• **TASK ITEM**
Once you have read the entries below, repeat all of them exactly.

• **SUPPLIED RECORDS**
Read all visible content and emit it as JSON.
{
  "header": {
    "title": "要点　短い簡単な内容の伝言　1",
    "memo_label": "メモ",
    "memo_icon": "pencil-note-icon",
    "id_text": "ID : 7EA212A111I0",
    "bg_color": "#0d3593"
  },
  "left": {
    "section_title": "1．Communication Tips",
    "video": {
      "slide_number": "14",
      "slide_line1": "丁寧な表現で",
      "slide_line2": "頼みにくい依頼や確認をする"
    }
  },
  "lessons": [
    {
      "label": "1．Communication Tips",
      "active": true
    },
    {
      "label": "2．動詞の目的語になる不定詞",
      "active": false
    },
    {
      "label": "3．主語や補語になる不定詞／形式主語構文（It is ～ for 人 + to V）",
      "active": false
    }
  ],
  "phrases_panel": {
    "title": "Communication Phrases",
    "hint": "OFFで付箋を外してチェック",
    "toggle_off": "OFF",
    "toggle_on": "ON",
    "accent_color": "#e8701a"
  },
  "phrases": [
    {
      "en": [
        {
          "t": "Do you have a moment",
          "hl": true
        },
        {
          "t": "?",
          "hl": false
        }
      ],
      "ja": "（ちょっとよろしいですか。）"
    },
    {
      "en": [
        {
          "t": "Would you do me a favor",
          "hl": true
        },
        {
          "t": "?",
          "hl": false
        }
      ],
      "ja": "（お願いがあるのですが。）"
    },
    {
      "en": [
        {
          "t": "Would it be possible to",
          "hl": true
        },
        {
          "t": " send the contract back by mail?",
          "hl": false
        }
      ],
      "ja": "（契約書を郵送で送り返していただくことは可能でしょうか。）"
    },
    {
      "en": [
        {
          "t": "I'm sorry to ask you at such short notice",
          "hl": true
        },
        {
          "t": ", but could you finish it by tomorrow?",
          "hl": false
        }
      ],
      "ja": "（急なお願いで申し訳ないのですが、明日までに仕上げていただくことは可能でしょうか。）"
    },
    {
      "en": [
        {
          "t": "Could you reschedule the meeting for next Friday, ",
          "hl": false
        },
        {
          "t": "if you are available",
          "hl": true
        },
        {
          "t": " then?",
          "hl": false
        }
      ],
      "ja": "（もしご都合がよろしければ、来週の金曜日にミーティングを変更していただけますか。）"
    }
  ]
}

• **WRITTEN REPLY**
Read all visible content and emit it as JSON.
{
  "header": {
    "title": "要点　短い簡単な内容の伝言　1",
    "memo_label": "メモ",
    "memo_icon": "pencil-note-icon",
    "id_text": "ID : 7EA212A111I0",
    "bg_color": "#0d3593"
  },
  "left": {
    "section_title": "1．Communication Tips",
    "video": {
      "slide_number": "14",
      "slide_line1": "丁寧な表現で",
      "slide_line2": "頼みにくい依頼や確認をする"
    }
  },
  "lessons": [
    {
      "label": "1．Communication Tips",
      "active": true
    },
    {
      "label": "2．動詞の目的語になる不定詞",
      "active": false
    },
    {
      "label": "3．主語や補語になる不定詞／形式主語構文（It is ～ for 人 + to V）",
      "active": false
    }
  ],
  "phrases_panel": {
    "title": "Communication Phrases",
    "hint": "OFFで付箋を外してチェック",
    "toggle_off": "OFF",
    "toggle_on": "ON",
    "accent_color": "#e8701a"
  },
  "phrases": [
    {
      "en": [
        {
          "t": "Do you have a moment",
          "hl": true
        },
        {
          "t": "?",
          "hl": false
        }
      ],
      "ja": "（ちょっとよろしいですか。）"
    },
    {
      "en": [
        {
          "t": "Would you do me a favor",
          "hl": true
        },
        {
          "t": "?",
          "hl": false
        }
      ],
      "ja": "（お願いがあるのですが。）"
    },
    {
      "en": [
        {
          "t": "Would it be possible to",
          "hl": true
        },
        {
          "t": " send the contract back by mail?",
          "hl": false
        }
      ],
      "ja": "（契約書を郵送で送り返していただくことは可能でしょうか。）"
    },
    {
      "en": [
        {
          "t": "I'm sorry to ask you at such short notice",
          "hl": true
        },
        {
          "t": ", but could you finish it by tomorrow?",
          "hl": false
        }
      ],
      "ja": "（急なお願いで申し訳ないのですが、明日までに仕上げていただくことは可能でしょうか。）"
    },
    {
      "en": [
        {
          "t": "Could you reschedule the meeting for next Friday, ",
          "hl": false
        },
        {
          "t": "if you are available",
          "hl": true
        },
        {
          "t": " then?",
          "hl": false
        }
      ],
      "ja": "（もしご都合がよろしければ、来週の金曜日にミーティングを変更していただけますか。）"
    }
  ]
}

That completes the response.